Beam me up, Scotty
|Beam me up, Scotty|
|Character||James T. Kirk|
|First used in||Star Trek|
"Beam me up, Scotty" is a catchphrase that made its way into popular culture from the science fiction television series Star Trek. It comes from the command Captain Kirk gives his chief engineer, Montgomery "Scotty" Scott, when he needs to be transported back to the Starship Enterprise.
Though it has become irrevocably associated with the series and movies, the exact phrase was never actually spoken in any Star Trek television episode or film, however Shatner has said a few similar phrases.
Despite the phrase entering into popular culture, it is a misquotation and has never been said in any of the television series or films. The complete phrase was eventually said by William Shatner in the audio adaptation of his novel Star Trek: The Ashes of Eden.
In the Original Series episodes "The Gamesters of Triskelion" and "The Savage Curtain", Kirk said, "Scotty, beam us up"; in the episode "This Side of Paradise," Kirk simply said, "Beam me up;" in the animated episodes "The Lorelei Signal" and "The Infinite Vulcan", when he said, "Beam us up, Scotty"; in Star Trek IV, saying, "Scotty, beam me up"; and in Star Trek Generations, by saying, "Beam them out of there, Scotty".
"Beam me up, Scotty" is similar to the phrases "Just the facts, ma'am" (attributed to Jack Webb's character of Joe Friday on Dragnet), "It's elementary, my dear Watson" (attributed to Sherlock Holmes), "Luke, I am your father" (attributed to Darth Vader), "Play it again, Sam" (attributed to Rick in Casablanca) and "We don't need no stinkin' badges!" (attributed to Gold Hat in The Treasure of the Sierra Madre). All six lines are among the best known quotations from these works for many viewers, but not one is an actual, direct quotation.
- "Beam Me Up Scotty". Sunday Mirror. April 1, 2007. Retrieved December 27, 2013. (subscription required)
- Thomas, Bob (July 20, 2005). "'Star Trek's' Doohan dies, immortalized for 'Beam me up, Scotty'". Associated Press. Retrieved December 27, 2013. (subscription required)
- The Holmes phrase originated in a radio play. See List of misquotations and "Elementary, My Dear Watson" at Snopes.com
- Webb did say: "All we want are the facts ma'am". See Just the facts, ma'am, List of misquotations and "Just the Facts" at Snopes.com

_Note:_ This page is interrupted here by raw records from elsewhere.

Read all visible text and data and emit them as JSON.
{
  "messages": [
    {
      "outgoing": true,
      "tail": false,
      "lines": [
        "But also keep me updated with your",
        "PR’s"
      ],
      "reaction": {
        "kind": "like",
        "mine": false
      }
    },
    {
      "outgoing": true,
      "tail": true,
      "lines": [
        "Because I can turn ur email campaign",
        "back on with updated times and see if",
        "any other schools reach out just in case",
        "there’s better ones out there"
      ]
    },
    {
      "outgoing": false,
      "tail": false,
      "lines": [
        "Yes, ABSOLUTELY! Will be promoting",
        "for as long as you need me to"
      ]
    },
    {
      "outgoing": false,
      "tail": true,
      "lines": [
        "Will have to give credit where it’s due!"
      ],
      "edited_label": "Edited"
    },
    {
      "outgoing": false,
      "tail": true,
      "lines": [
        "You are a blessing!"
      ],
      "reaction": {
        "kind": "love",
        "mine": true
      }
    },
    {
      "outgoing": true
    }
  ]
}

- Greatest Film Misquotes - Part 2, Tim Dirks at filmsite.org
- on YouTube although the last of these is spoken by one of the Mexican Bandits that Hedley Lamarr attempts to hire as mercenaries in "Blazing Saddles"